- Ret-Gone: The Futures End version of Tim Drake. He went thirty-five years into the future after the events of The New 52: Futures End, effectively disappearing to the rest of the Bat-Family, and mysteriously disappears when he leaves Neo Gotham, never to be seen or mentioned again.
- Stable Time Loop: Terry is unknowingly part of one, going back in time with Booster Gold not only inspired Bruce to create the Beyond suit, but for him to ensure that there would always be a Batman.
- The Smurfette Principle: Only one woman Terry's age is ever part of the main cast at one time. Sometimes the disappearance of the old Smurfette is explained, sometimes she just vanishes and is all but forgotten.
- Time Skip: The exact amount of time is kept vague, but Terry and his peers are past college at the start of the run, and there was enough time for a robot apocalypse and then life stabilizing during the gap.
- Tron Lines: The interim batsuit sports this aesthetic before Terry ditches it for one more closely resembling his original one.
- Unrelated in the Adaptation: One of the most notable discrepancies with the original cartoon and previous comic adaptations is that in this continuity, Terry and Matt McGinnis aren't secretly Bruce Wayne's biological sons, with issue 20 having Melanie explicitly state that Terry isn't related to Bruce.
- Wham Episode:
- During the epilogue of issue #5, Terminal is assaulted by the janitor for insulting the Joker and misusing his name...then he rephrases, stating no one misuses his name, as he pulls his hat off and reveals that he is the Joker!
- What Happened to the Mouse?: Most of the cast of the previous iterations are nowhere to be seen or quickly disappear if they are featured at some point.
- Your Mom: Matt proves to be flippant even when the Joker threatens his life in "The Last Joke".Joker: Last chance, kiddo.

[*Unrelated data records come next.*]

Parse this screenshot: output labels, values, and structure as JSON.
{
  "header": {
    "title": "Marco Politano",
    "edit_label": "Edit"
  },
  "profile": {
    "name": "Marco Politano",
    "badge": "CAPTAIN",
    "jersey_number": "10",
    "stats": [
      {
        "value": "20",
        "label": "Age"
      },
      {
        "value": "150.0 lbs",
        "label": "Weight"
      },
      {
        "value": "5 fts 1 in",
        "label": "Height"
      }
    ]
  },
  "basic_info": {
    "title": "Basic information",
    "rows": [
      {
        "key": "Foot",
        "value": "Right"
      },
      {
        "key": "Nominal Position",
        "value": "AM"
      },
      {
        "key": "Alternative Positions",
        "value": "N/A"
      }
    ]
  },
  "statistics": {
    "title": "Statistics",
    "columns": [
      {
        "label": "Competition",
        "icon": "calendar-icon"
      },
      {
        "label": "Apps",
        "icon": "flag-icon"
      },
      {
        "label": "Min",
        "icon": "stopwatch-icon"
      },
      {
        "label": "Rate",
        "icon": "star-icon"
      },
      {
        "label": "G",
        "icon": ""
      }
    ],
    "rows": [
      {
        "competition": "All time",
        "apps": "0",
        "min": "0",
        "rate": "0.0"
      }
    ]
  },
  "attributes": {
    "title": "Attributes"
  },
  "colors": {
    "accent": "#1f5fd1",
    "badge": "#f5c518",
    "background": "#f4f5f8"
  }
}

Who are you talking to on that radio of yours?
Matt: Your mom. Said she should've thrown herself off a bridge instead of having you.